Every country has their pop culture icons. While most fade into obscurity outside their homeland, there are those hailing from media strongholds that represent their nation to the rest of the world, for better or worse. Australia had Crocodile Dundee and the late Steve Irwin, Britain has Dr. Who and James Bond, and the United States has a massive legion of comic book super heroes. Japan is no stranger to this either, as in the past 25 years the world has seen a flood of animated and video game characters saturating the pop culture of our own respective countries. Yet before the coming of Pikachu and Sailor Moon, Japan had one star already well established.
Most people with an interest in Japan have at least heard of the yakuza, Japan's centuries-old organized crime gangs. Frequently the subject of film and fiction, they are often portrayed as glitzy mafiosos. However, few people have a clear idea of their actual origins, or of the changes which have taken place in the organization during the last decade or so.
Living in Japan is a great opportunity to dive into the rich world of Japanese music, but getting to the good stuff can be difficult. If you're only living in a place for a year, how are you supposed to find all the best music in that short time? This article will serve as a starting point, offering just a few suggestions to help you get into the music here. These aren't just my personal suggestions, because that wouldn't be terribly useful to most people. Rather, the stuff listed here is material that also tends to be popular with most JETs...assuming they ever have a chance to hear it!
Part I of this parody series examines what we have all come to know as "the JET experience," by offering a comical role reversal which places a Japanese citizen in London as an ALT.
There are ten sake breweries located in Saijo. I remember visiting approximately three of them as part of an English language tour. Most of the sake breweries are clustered together in a single neighborhood in Saijo. One of the guides told us that the breweries are easily recognizable by their tall brick chimneys, each proudly bearing the name of the brewery.
Have your students asked your ketsueki-gata (血液型), or blood type? Have you noticed that celebrities in Japan often have their blood types listed as part of their vital statistics, and people even know the blood type of their favorite anime character? In Japan, blood type is seen as an important indicator of personality and personal success, similar to the way that Westerners sometimes put faith in astrology. Out of the four blood types, A, B, AB and O, each has positive and negative traits associated with it.

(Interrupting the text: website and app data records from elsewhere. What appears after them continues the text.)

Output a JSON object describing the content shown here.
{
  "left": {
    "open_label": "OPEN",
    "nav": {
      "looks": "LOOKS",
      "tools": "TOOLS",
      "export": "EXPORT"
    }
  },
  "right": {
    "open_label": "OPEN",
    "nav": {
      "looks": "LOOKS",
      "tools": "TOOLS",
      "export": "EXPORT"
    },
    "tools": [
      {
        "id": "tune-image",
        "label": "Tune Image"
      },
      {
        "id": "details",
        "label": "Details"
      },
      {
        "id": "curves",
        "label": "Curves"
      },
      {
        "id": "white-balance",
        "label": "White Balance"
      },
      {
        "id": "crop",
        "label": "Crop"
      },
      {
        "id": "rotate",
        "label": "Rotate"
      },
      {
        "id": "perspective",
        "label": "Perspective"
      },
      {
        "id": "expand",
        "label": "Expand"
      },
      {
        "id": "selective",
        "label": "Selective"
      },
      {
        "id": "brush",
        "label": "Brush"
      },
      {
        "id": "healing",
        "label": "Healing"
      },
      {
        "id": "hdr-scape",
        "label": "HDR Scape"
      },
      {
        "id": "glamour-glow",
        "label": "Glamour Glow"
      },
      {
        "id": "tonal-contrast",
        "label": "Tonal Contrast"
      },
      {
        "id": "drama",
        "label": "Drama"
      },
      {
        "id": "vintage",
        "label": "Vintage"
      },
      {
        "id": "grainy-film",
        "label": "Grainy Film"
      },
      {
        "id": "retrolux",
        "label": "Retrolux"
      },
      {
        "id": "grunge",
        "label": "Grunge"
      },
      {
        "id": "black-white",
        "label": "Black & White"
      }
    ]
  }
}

October is, in my opinion, the best month here in Japan. The weather is perfect, there are four whole days off work (!!), and of course, there are two days every October when people from all over the country come to the town of Saijo to drink copious amounts of alcohol. In fact, when attending the famous Saijo Sake Festival, you are expected – encouraged, even – to drink lots and lots of sake (I even saw kiddies who would have been at least ten years under the age limit tastetesting some of Saijo’s finest with their parents!) and everyone looks the other way if you end up acting like a complete fool.
I know, I know, Valentine's Day is silly. It's a card company invention. It's selling us the false notion that love is all about hearts and flowers and teddy bears carrying pillows shaped like hearts. But just because it's silly, doesn't mean it can't be fun...

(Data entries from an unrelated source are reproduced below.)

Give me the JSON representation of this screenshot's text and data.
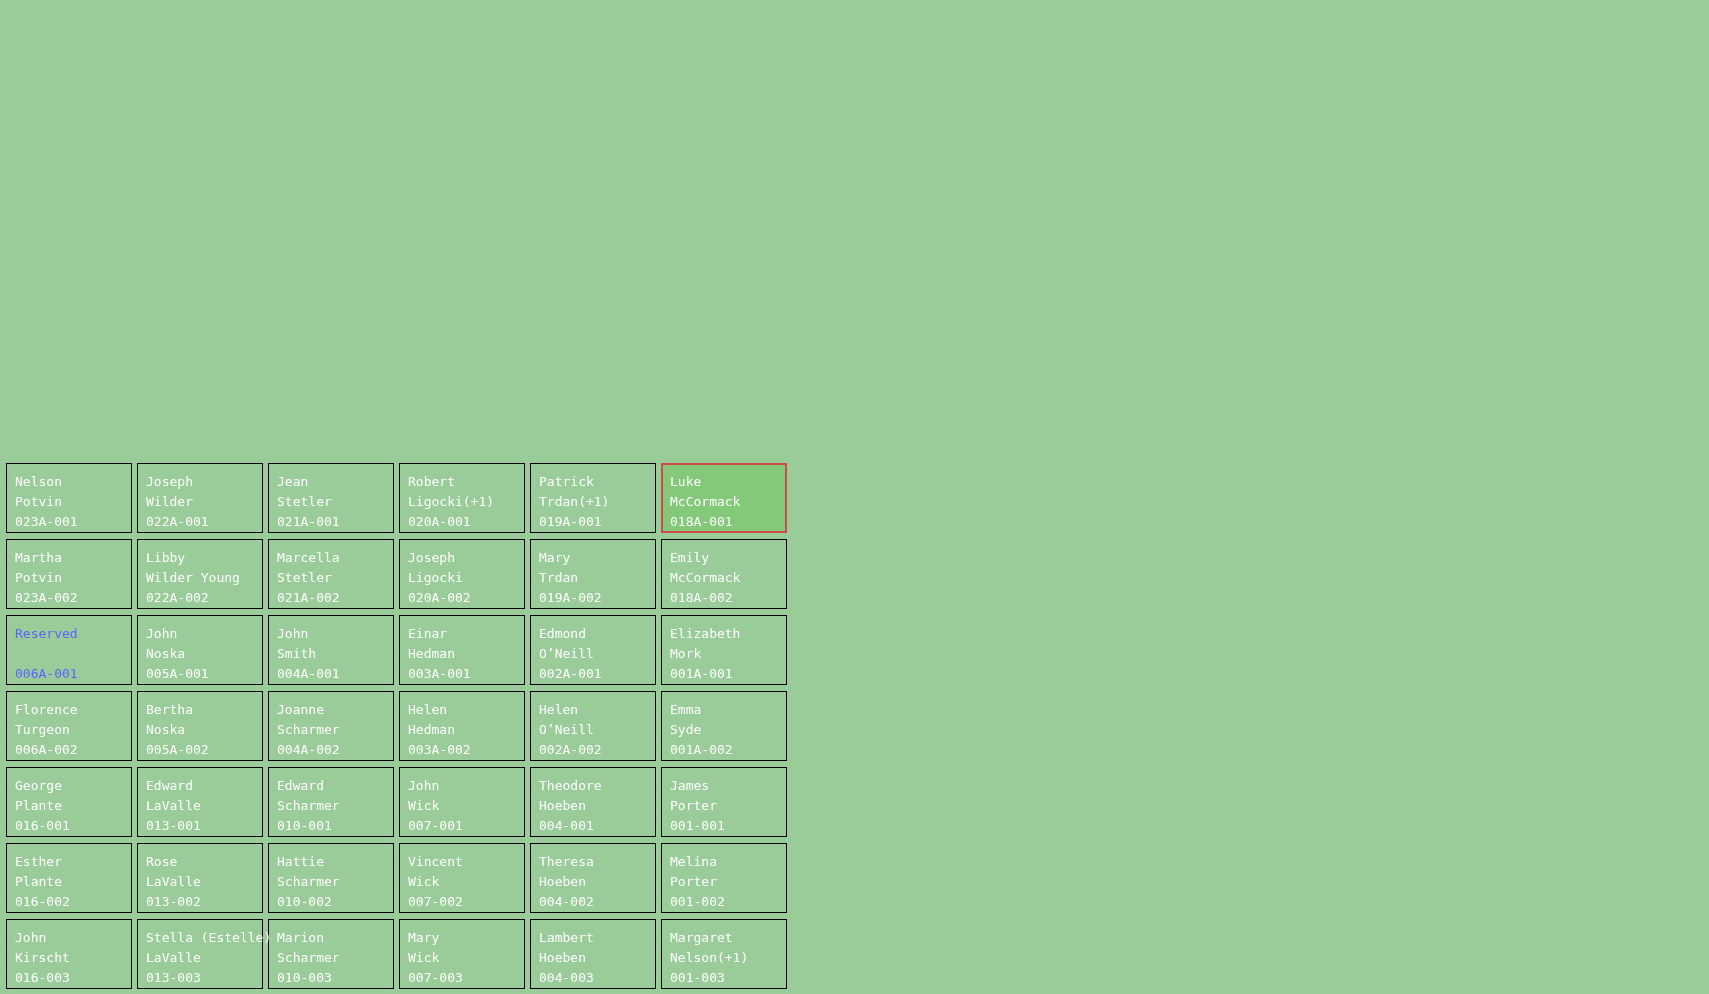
{
  "plots": [
    {
      "kind": "guest",
      "first": "Nelson",
      "last": "Potvin",
      "code": "023A-001",
      "selected": false
    },
    {
      "kind": "guest",
      "first": "Joseph",
      "last": "Wilder",
      "code": "022A-001",
      "selected": false
    },
    {
      "kind": "guest",
      "first": "Jean",
      "last": "Stetler",
      "code": "021A-001",
      "selected": false
    },
    {
      "kind": "guest",
      "first": "Robert",
      "last": "Ligocki(+1)",
      "code": "020A-001",
      "selected": false
    },
    {
      "kind": "guest",
      "first": "Patrick",
      "last": "Trdan(+1)",
      "code": "019A-001",
      "selected": false
    },
    {
      "kind": "guest",
      "first": "Luke",
      "last": "McCormack",
      "code": "018A-001",
      "selected": true
    },
    {
      "kind": "guest",
      "first": "Martha",
      "last": "Potvin",
      "code": "023A-002",
      "selected": false
    },
    {
      "kind": "guest",
      "first": "Libby",
      "last": "Wilder Young",
      "code": "022A-002",
      "selected": false
    },
    {
      "kind": "guest",
      "first": "Marcella",
      "last": "Stetler",
      "code": "021A-002",
      "selected": false
    },
    {
      "kind": "guest",
      "first": "Joseph",
      "last": "Ligocki",
      "code": "020A-002",
      "selected": false
    },
    {
      "kind": "guest",
      "first": "Mary",
      "last": "Trdan",
      "code": "019A-002",
      "selected": false
    },
    {
      "kind": "guest",
      "first": "Emily",
      "last": "McCormack",
      "code": "018A-002",
      "selected": false
    },
    {
      "kind": "reserved",
      "first": "Reserved",
      "code": "006A-001",
      "selected": false
    },
    {
      "kind": "guest",
      "first": "John",
      "last": "Noska",
      "code": "005A-001",
      "selected": false
    },
    {
      "kind": "guest",
      "first": "John",
      "last": "Smith",
      "code": "004A-001",
      "selected": false
    },
    {
      "kind": "guest",
      "first": "Einar",
      "last": "Hedman",
      "code": "003A-001",
      "selected": false
    },
    {
      "kind": "guest",
      "first": "Edmond",
      "last": "O’Neill",
      "code": "002A-001",
      "selected": false
    },
    {
      "kind": "guest",
      "first": "Elizabeth",
      "last": "Mork",
      "code": "001A-001",
      "selected": false
    },
    {
      "kind": "guest",
      "first": "Florence",
      "last": "Turgeon",
      "code": "006A-002",
      "selected": false
    },
    {
      "kind": "guest",
      "first": "Bertha",
      "last": "Noska",
      "code": "005A-002",
      "selected": false
    },
    {
      "kind": "guest",
      "first": "Joanne",
      "last": "Scharmer",
      "code": "004A-002",
      "selected": false
    },
    {
      "kind": "guest",
      "first": "Helen",
      "last": "Hedman",
      "code": "003A-002",
      "selected": false
    },
    {
      "kind": "guest",
      "first": "Helen",
      "last": "O’Neill",
      "code": "002A-002",
      "selected": false
    },
    {
      "kind": "guest",
      "first": "Emma",
      "last": "Syde",
      "code": "001A-002",
      "selected": false
    },
    {
      "kind": "guest",
      "first": "George",
      "last": "Plante",
      "code": "016-001",
      "selected": false
    },
    {
      "kind": "guest",
      "first": "Edward",
      "last": "LaValle",
      "code": "013-001",
      "selected": false
    },
    {
      "kind": "guest",
      "first": "Edward",
      "last": "Scharmer",
      "code": "010-001",
      "selected": false
    },
    {
      "kind": "guest",
      "first": "John",
      "last": "Wick",
      "code": "007-001",
      "selected": false
    },
    {
      "kind": "guest",
      "first": "Theodore",
      "last": "Hoeben",
      "code": "004-001",
      "selected": false
    },
    {
      "kind": "guest",
      "first": "James",
      "last": "Porter",
      "code": "001-001",
      "selected": false
    },
    {
      "kind": "guest",
      "first": "Esther",
      "last": "Plante",
      "code": "016-002",
      "selected": false
    },
    {
      "kind": "guest",
      "first": "Rose",
      "last": "LaValle",
      "code": "013-002",
      "selected": false
    },
    {
      "kind": "guest",
      "first": "Hattie",
      "last": "Scharmer",
      "code": "010-002",
      "selected": false
    },
    {
      "kind": "guest",
      "first": "Vincent",
      "last": "Wick",
      "code": "007-002",
      "selected": false
    },
    {
      "kind": "guest",
      "first": "Theresa",
      "last": "Hoeben",
      "code": "004-002",
      "selected": false
    },
    {
      "kind": "guest",
      "first": "Melina",
      "last": "Porter",
      "code": "001-002",
      "selected": false
    },
    {
      "kind": "guest",
      "first": "John",
      "last": "Kirscht",
      "code": "016-003",
      "selected": false
    },
    {
      "kind": "guest",
      "first": "Stella (Estelle)",
      "last": "LaValle",
      "code": "013-003",
      "selected": false
    },
    {
      "kind": "guest",
      "first": "Marion",
      "last": "Scharmer",
      "code": "010-003",
      "selected": false
    },
    {
      "kind": "guest",
      "first": "Mary",
      "last": "Wick",
      "code": "007-003",
      "selected": false
    },
    {
      "kind": "guest",
      "first": "Lambert",
      "last": "Hoeben",
      "code": "004-003",
      "selected": false
    },
    {
      "kind": "guest",
      "first": "Margaret",
      "last": "Nelson(+1)",
      "code": "001-003",
      "selected": false
    }
  ]
}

There is something about the animation work of Hayao Miyazaki that captures the imagination. The artwork, the stories, the myth all combine into timeless works of animated cinema. Much of this comes from the core concepts and ideals that Hayao Miyazaki uses when making his films. In many ways the process is just as interesting as the final result. But to see how his mind works you have to take a journey to the outskirts of Tokyo and visit the Studio Ghibli Museum.

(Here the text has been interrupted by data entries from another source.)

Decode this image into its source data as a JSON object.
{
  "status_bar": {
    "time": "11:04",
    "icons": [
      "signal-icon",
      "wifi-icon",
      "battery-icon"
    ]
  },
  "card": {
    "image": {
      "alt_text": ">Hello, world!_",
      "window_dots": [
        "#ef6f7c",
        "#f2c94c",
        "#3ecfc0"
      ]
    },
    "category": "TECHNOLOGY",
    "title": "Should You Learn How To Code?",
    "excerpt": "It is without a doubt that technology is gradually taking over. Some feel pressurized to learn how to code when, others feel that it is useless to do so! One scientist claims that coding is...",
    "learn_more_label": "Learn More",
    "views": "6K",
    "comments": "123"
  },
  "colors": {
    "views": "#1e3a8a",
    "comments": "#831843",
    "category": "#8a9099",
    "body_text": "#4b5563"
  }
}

Some fifteen years ago, when watching “Jurassic Park,” (anyone else suddenly feel old after that statement?) a standard was set to which all other children’s terrified faces could be compared. As the T-Rex approached the overturned car of children Lex and Tim, no look could more appropriately convey “this is the end of it all” than young Lex’s. That is, of course, until I went to the Betcha Matsuri in Onomichi on November 3.